● Activity: Check every line of the entries below for "time", and copy the lines that have it.

● Given records:

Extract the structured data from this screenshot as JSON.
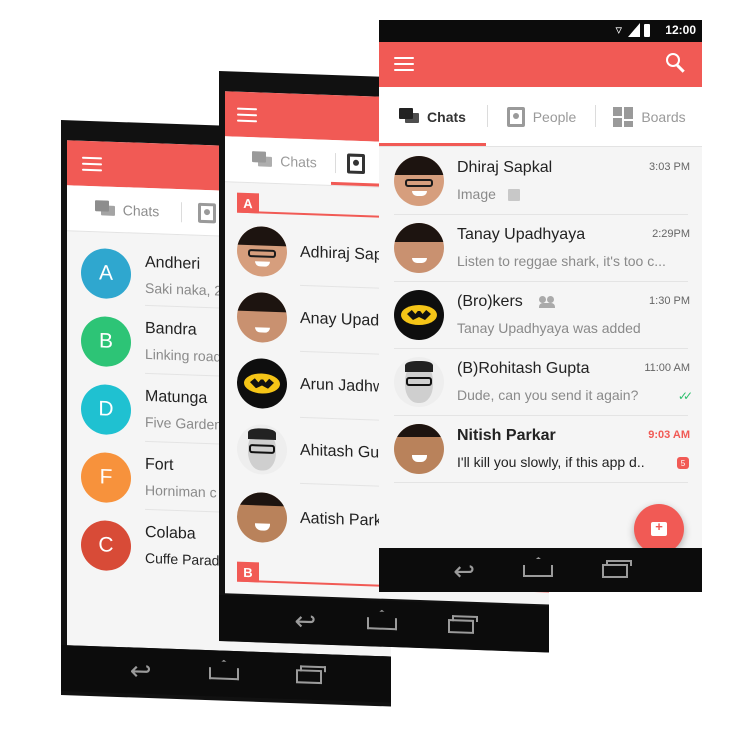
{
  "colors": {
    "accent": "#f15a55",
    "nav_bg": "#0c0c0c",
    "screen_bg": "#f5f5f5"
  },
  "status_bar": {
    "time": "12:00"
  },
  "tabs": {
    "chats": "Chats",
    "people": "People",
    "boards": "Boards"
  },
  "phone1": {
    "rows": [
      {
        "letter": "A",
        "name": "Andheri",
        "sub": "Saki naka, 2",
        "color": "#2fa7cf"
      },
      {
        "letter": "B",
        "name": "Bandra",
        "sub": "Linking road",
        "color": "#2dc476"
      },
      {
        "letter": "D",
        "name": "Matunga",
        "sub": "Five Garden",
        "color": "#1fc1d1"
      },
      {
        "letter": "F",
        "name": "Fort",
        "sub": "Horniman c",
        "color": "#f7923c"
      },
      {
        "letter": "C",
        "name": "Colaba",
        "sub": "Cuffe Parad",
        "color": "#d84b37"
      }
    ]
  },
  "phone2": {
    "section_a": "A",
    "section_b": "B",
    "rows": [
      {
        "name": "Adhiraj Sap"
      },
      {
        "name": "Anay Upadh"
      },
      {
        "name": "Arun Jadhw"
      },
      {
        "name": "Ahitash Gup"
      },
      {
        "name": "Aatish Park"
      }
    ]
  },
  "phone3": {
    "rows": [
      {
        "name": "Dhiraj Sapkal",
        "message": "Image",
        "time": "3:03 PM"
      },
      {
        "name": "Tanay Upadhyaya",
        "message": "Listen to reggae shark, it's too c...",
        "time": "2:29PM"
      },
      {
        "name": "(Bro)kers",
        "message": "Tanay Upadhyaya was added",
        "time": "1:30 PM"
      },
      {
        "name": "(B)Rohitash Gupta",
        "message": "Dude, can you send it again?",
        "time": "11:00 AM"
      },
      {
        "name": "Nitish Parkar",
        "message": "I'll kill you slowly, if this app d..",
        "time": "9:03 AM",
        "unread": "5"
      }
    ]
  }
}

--

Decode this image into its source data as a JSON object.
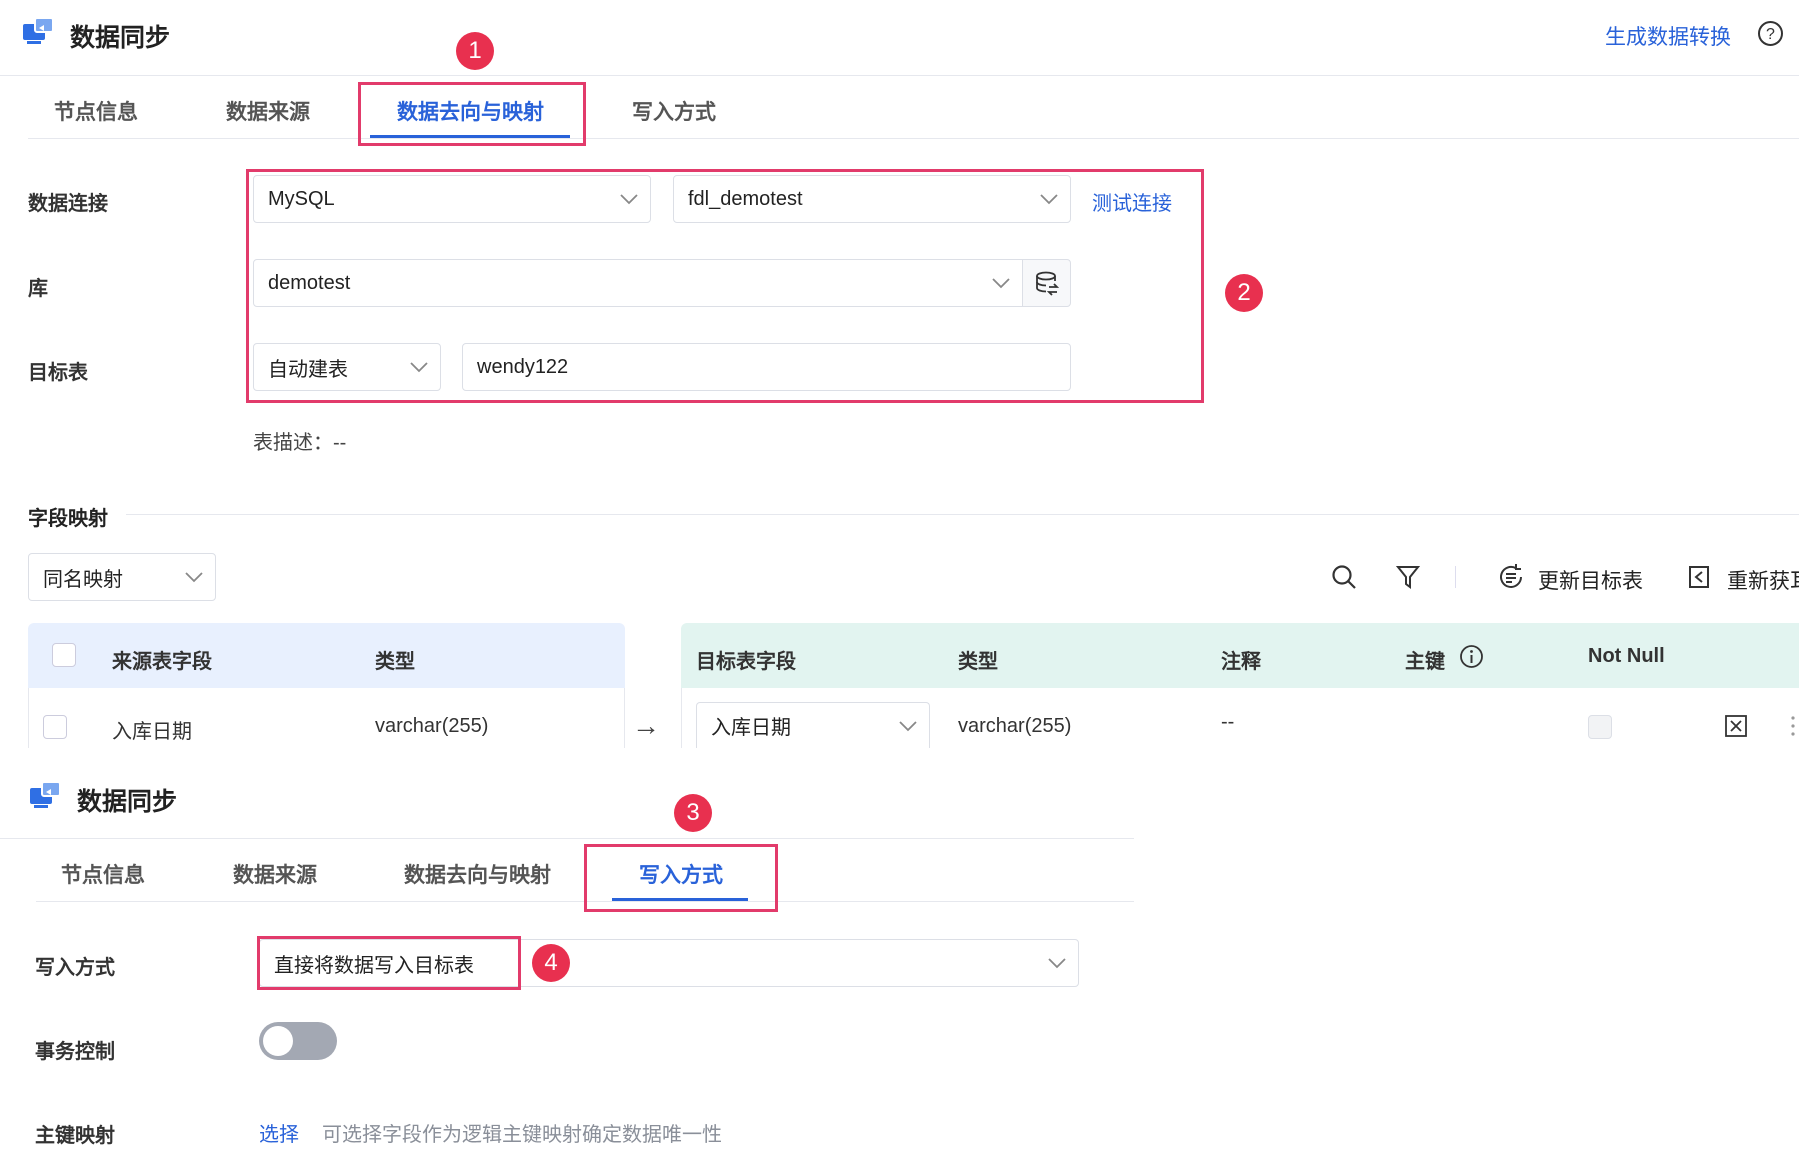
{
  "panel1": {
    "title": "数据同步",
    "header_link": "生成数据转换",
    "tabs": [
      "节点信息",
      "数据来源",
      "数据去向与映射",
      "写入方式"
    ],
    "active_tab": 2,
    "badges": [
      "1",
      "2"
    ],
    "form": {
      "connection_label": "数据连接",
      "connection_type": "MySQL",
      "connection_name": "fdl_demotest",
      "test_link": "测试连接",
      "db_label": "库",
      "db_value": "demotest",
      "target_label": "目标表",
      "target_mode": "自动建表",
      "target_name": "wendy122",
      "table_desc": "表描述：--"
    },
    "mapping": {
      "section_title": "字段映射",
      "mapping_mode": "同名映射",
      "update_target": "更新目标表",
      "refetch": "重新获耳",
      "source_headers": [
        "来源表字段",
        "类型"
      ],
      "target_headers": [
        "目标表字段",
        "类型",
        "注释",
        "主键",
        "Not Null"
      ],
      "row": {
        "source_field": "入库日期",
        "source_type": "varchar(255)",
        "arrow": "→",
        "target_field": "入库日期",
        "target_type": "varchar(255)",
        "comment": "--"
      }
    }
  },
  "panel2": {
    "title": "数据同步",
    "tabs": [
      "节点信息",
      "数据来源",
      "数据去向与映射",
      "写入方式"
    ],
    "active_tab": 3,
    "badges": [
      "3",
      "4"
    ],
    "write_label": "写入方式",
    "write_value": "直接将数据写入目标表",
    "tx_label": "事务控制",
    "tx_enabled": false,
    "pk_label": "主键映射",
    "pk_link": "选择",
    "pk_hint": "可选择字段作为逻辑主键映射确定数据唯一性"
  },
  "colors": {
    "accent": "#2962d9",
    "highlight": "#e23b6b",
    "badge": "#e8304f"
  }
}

● Response area:
    "time": "12:00"
        "time": "3:03 PM"
        "time": "2:29PM"
        "time": "1:30 PM"
        "time": "11:00 AM"
        "time": "9:03 AM",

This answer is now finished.